Cheeseboards can be really jazzed up by what you serve alongside the cheese. Sweet or salty accompaniments plus good bread and crackers will round everything out. Olives and a high-quality salami or Italian prosciutto are good as their saltiness will help cut some of the richness of cheese. The sweetness of dried fruit such as apricots or fresh fruit like sliced pears or bundles of grapes can enhance the creaminess of other cheeses. Toasted nuts, like candied walnuts or salty Marcona almonds, add another layer of texture.
Adding specialty items like a peppered honey, sweet or savory relishes or chutneys, and spicy mustards are tasty and fun to find when out shopping for cheeses. Put them in cute small bowls or if the jar it comes in is small enough, just put it right on the board. Jarred artichoke hearts and roasted red peppers are also a nice and easy addition. Add a mix of crackers, breadsticks or sliced baguettes in different shapes and textures to any empty spots on the board or add to another basket. If you are feeling extra fancy, finish with a garnish of some springs of fresh rosemary.
If you do have some extra time, and want to add a few homemade flourishes to your board, below are some easy recipes to use.
12 oz mixed olives, such as Kalamata, Picholine, Cerignola or Lucques
4 strips orange peel
2 crushed garlic cloves
2 pinches red pepper flakes
4 TBS olive oil

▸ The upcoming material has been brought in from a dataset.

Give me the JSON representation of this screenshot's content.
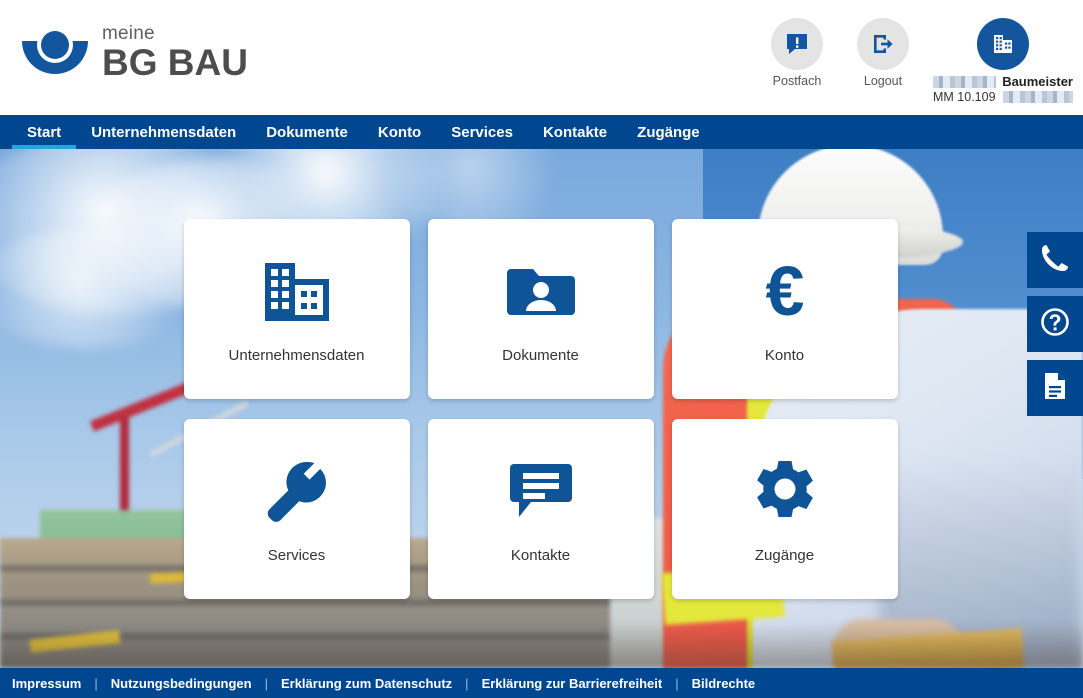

2 springs rosemary or thyme (optional)
Combine all ingredients and let sit for at least two hours.
2 TBS olive oil
1 ½ cups thinly sliced shallots
Salt and pepper to taste
2 cups port
Saute shallots with olive oil and salt and pepper over medium low heat until caramelized, about 20 minutes. Add port and let cook until port is reduced and syrupy, approximately another 20 minutes.
1 egg white
½ cup sugar
1 tsp nutmeg
1 tsp cinnamon
½ tsp salt
2 cups pecan halves
Preheat oven to 300°F. Brush large rimmed baking sheet with butter.
Whisk egg white in bowl until foamy. Add sugar, spices, and salt. Whisk until mixture is thick and opaque. Add pecans; stir until coated. Transfer to greased baking sheet.
Bake nuts until golden brown, about 10-15 minutes. Cool completely on sheet. Transfer to container; cover and store at room temperature.
Want to know more?
Lincoln Land Community College offers associate degree programs in Culinary Arts and Hospitality Management and academic credit certificates in Culinary Arts and Baking/Pastry. For more information call 217-786-4613 or visit www.llcc.edu/hospitality-culinary-arts